Graphene based polymer


Graphene nanoplatelet (GNP) modified epoxy nanocomposites are becoming attractive to aerospace due to possible improvements in their mechanical, electrical and thermal properties at no weight cost. The process of obtaining reliable material systems provides many challenges, especially at larger scale (a volume effect). This paper reports on the main fabrication stages of GNP-based epoxy composites, namely (i) pre-dispersion, (ii) dispersion, and (iii) post-dispersion. Each stage is developed to show the interest and potential it delivers for property enhancement. Chemical modification of GNP is presented; functionalisation by Triton X-100 shows elastic modulus improvements of the epoxy at low particle content (≤3%). The post-dispersion step as an alignment of GNP into the epoxy by an electrical field is discussed. The electrical conductivity is below the simulated percolation threshold and an improvement of the thermal diffusivity of 220% when compared to non-oriented GNP epoxy sample is achieved. The work demonstrates how the addition of functionalised graphene platelets to an epoxy resin will allow it to act as electrical and thermal conductor rather than as insulator.

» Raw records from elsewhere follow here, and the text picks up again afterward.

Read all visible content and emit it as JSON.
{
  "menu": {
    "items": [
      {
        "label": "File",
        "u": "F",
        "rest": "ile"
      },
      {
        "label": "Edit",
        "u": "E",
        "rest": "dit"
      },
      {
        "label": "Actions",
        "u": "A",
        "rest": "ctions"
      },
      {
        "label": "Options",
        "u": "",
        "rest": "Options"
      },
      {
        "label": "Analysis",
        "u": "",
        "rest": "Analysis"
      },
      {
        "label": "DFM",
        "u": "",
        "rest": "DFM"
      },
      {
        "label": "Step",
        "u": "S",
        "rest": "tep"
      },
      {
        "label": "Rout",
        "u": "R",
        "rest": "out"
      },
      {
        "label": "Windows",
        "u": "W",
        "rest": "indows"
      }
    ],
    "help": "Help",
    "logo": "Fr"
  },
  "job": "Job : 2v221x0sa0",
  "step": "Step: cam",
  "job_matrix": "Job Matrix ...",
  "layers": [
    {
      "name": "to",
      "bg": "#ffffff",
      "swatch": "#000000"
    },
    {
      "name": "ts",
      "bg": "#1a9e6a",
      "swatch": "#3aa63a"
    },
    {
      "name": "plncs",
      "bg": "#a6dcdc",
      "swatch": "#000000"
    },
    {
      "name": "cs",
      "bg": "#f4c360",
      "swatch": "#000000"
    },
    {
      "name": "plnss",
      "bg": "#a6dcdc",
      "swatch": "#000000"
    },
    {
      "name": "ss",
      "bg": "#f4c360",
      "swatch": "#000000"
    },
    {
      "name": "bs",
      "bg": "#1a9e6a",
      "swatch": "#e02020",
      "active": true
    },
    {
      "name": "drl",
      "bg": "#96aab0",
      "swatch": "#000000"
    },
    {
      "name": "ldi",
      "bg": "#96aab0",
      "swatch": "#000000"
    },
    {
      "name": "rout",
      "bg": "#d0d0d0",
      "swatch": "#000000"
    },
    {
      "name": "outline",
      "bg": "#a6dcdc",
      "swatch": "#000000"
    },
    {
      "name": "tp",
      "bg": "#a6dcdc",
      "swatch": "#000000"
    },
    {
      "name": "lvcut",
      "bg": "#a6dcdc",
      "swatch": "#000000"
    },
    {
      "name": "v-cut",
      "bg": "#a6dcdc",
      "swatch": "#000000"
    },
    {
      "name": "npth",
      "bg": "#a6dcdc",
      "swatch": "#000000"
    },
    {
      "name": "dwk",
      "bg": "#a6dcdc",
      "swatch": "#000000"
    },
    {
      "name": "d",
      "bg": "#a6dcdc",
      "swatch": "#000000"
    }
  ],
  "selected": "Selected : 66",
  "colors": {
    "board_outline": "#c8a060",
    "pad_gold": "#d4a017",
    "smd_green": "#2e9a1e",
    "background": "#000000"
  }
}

Thermal Diffusivity Mapping of Graphene Based Polymer Nanocomposites

Nanoparticle dispersion is widely recognised as a challenge in polymer nanocomposites fabrication. The dispersion quality can affect the physical and thermomechanical properties of the material system. Qualitative transmission electronic microscopy, often cumbersome, remains as the ‘gold standard’ for dispersion characterisation. However, quantifying dispersion at macroscopic level remains a difficult task. This paper presents a quantitative dispersion characterisation method using non-contact infrared thermography mapping that measures the thermal diffusivity (α) of the graphene nanocomposite and relates α to a dispersion index. The main advantage of the proposed method is its ability to evaluate dispersion over a large area at reduced effort and cost, in addition to measuring the thermal properties of the system. The actual resolution of this thermal mapping reaches 200 µm per pixel giving an accurate picture of graphene nanoplatelets (GNP) dispersion. The post-dispersion treatment shows an improvement in directional thermal conductivity of the composite of up to 400% increase at 5 wt% of GNP. The Maxwell-Garnet effective medium approximation is proposed to estimate thermal conductivity that compare favourably to measured data. The development of a broadly applicable dispersion quantification method will provide a better understanding of reinforcement mechanisms and effect on performance of large scale composite structures.

Schematic of the experimental dispersion and characterisation using the IR thermography technique.